Download the paper from SSRN at the link.
Tuesday, April 3, 2012
Breaking news from CNN, Hollywood Reporter, the Guardian. James Murdoch is leaving BSkyB as its head, effective immediately, apparently as a consequence of fallout from the phone hacking scandal. He had already stepped down from his position at News International UK.
Anne McLean, Northern Illinois University College of Law, has published Me.Com: The Growing Need for the Illinois Right of Publicity Act to Respond to Online Social Networks. Here is the abstract.
This Comment discusses the recent growth in prevalence of online social networks ('OSNs') in both personal and commercial contexts and, given the novelty and breadth of current issues surrounding OSNs, focuses analysis on problems that arise when attempting to locate a home for claims involving OSNs within the current Illinois publicity statute, the Illinois Right of Publicity Act. Of the thirty states that recognize the right of an individual to recover damages for the appropriation of his identity, Illinois is one of nineteen states to codify these rights by statute and adopts the majority view - extending protection to individuals without regard to their celebrity status.
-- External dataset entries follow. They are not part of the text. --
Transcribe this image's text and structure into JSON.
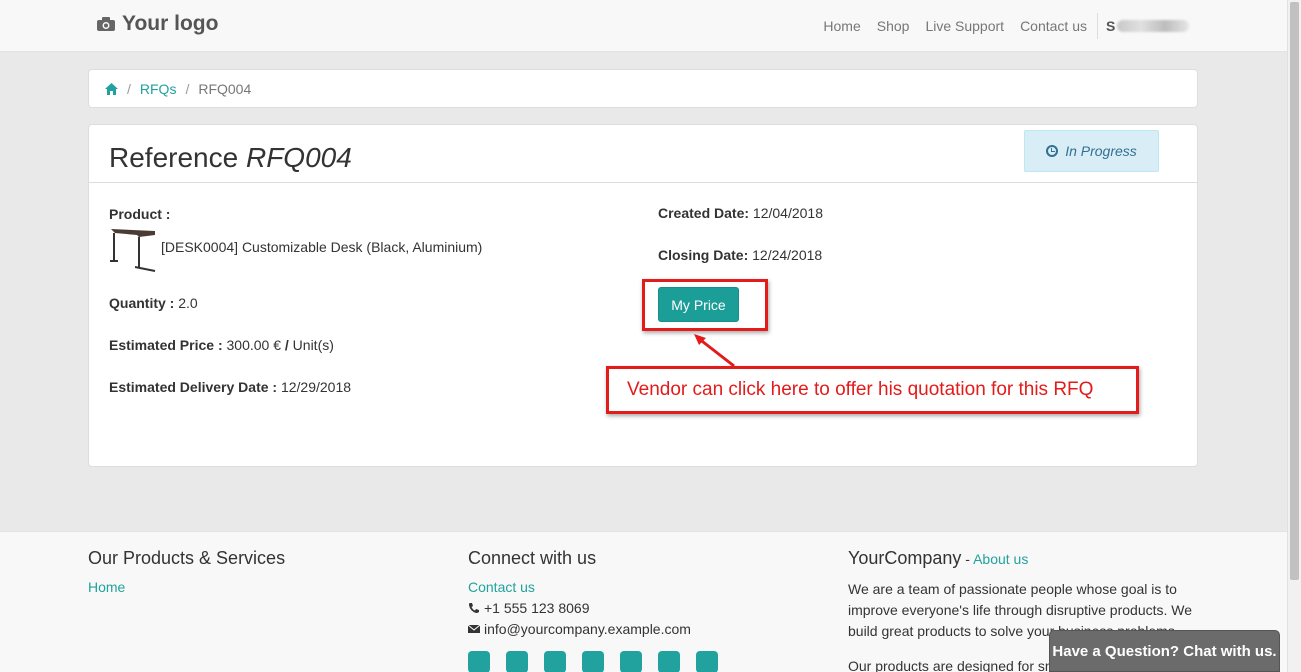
{
  "navbar": {
    "logo_text": "Your logo",
    "items": [
      "Home",
      "Shop",
      "Live Support",
      "Contact us"
    ],
    "user_initial": "S"
  },
  "breadcrumb": {
    "items": [
      "RFQs",
      "RFQ004"
    ]
  },
  "panel": {
    "title_prefix": "Reference",
    "title_ref": "RFQ004",
    "status": "In Progress",
    "product_label": "Product :",
    "product_name": "[DESK0004] Customizable Desk (Black, Aluminium)",
    "quantity_label": "Quantity :",
    "quantity_value": "2.0",
    "est_price_label": "Estimated Price :",
    "est_price_value": "300.00 €",
    "est_price_sep": "/",
    "est_price_unit": "Unit(s)",
    "est_delivery_label": "Estimated Delivery Date :",
    "est_delivery_value": "12/29/2018",
    "created_label": "Created Date:",
    "created_value": "12/04/2018",
    "closing_label": "Closing Date:",
    "closing_value": "12/24/2018",
    "my_price_button": "My Price"
  },
  "annotation": {
    "text": "Vendor can click here to offer his quotation for this RFQ"
  },
  "footer": {
    "col1_title": "Our Products & Services",
    "col1_link": "Home",
    "col2_title": "Connect with us",
    "col2_link": "Contact us",
    "phone": "+1 555 123 8069",
    "email": "info@yourcompany.example.com",
    "col3_title": "YourCompany",
    "col3_sep": " - ",
    "col3_link": "About us",
    "col3_text1": "We are a team of passionate people whose goal is to improve everyone's life through disruptive products. We build great products to solve your business problems.",
    "col3_text2": "Our products are designed for small to medium size"
  },
  "chat": {
    "label": "Have a Question? Chat with us."
  },
  "colors": {
    "accent": "#21a29e",
    "button": "#1b9e97",
    "annotation": "#e21b1b",
    "status_bg": "#d9edf7"
  }
}
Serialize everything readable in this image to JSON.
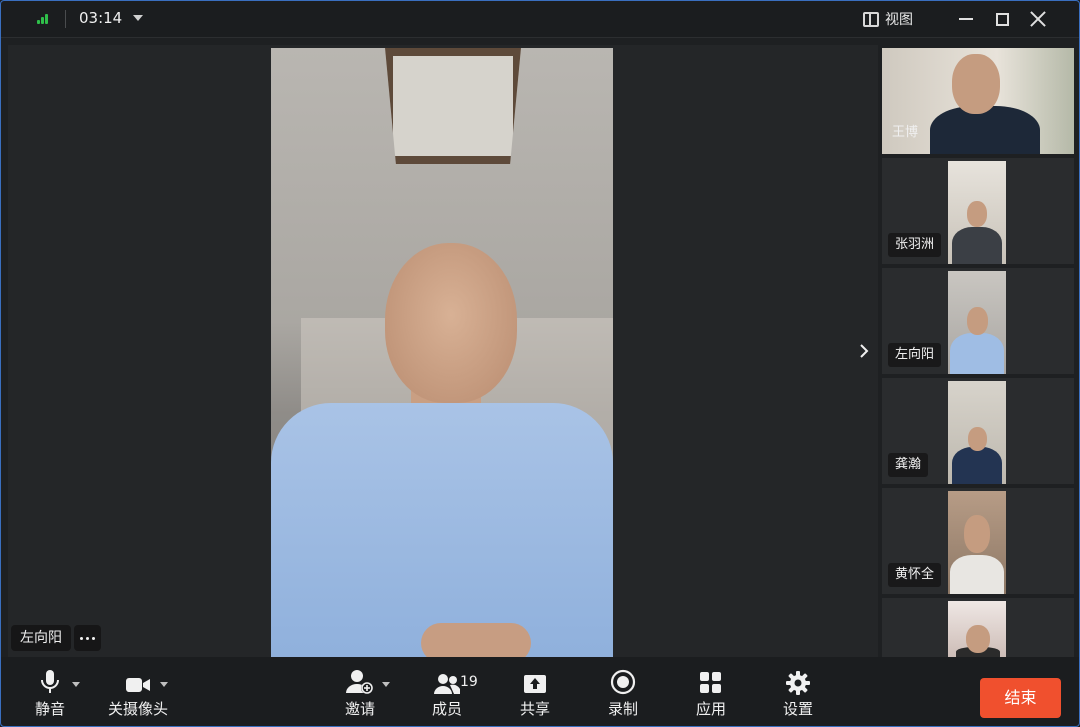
{
  "titlebar": {
    "time": "03:14",
    "view_label": "视图"
  },
  "colors": {
    "accent_end": "#f0502e",
    "signal_green": "#2fbf4a",
    "background": "#1e2022"
  },
  "icons": {
    "signal": "signal-strength-icon",
    "view": "view-layout-icon",
    "next": "chevron-right-icon"
  },
  "main": {
    "speaker_name": "左向阳"
  },
  "gallery": {
    "participants": [
      {
        "name": "王博"
      },
      {
        "name": "张羽洲"
      },
      {
        "name": "左向阳"
      },
      {
        "name": "龚瀚"
      },
      {
        "name": "黄怀全"
      }
    ]
  },
  "toolbar": {
    "mute_label": "静音",
    "camera_label": "关摄像头",
    "invite_label": "邀请",
    "members_label": "成员",
    "members_count": "19",
    "share_label": "共享",
    "record_label": "录制",
    "apps_label": "应用",
    "settings_label": "设置",
    "end_label": "结束"
  }
}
Due to the pervasive nature of the media as emphasized throughout this Comment, the inevitable correlating rise in OSN-related litigation evidences the increasing significance of the issues raised. Most of these issues involve the implication of user publicity or privacy rights stemming from the exploitation or appropriation of a user’s online identity. While this is especially true when the user is a celebrity, this Comment provides an extensive analysis concerning the role OSNs play in the creation of a new breed of celebrity borne not of traditional media, but of an entirely novel form pioneered by OSNs. It argues that by providing a convenient interface and expansive network to share and communicate a digital persona to the public is in many ways beneficial, from a commercial standpoint, OSNs represent a highly viable medium enabling ready access to a highly vulnerable 'cyber-captive' audience.
Further, this Comment argues the extensive potential scope of such claims beckons the need for the Illinois court system to address the unique issues raised, particularly those involving a right of publicity based on the digital persona as a non-traditional notion of celebrity. This Comment provides an in-depth analysis of the 2011 Illinois case Maremont v. Fredman Design Group where an individual alleged damage to her publicity right under the Illinois Right of Publicity Act stemming from unauthorized postings to the individual’s OSN pages.
A discussion of several tests applied by courts around the United States as well as to the definition of the right of publicity in Illinois exposes many issues of significance yet to be tackled by the Illinois court system or recognized within the current Illinois statute. The Comment concludes arguing that, in limited circumstance, Illinois should recognize a digital right of publicity and proffers a tailored statutory revision incorporating a two-part analysis to be applied to claims implicating this right.
Download the Comment from SSRN at the link.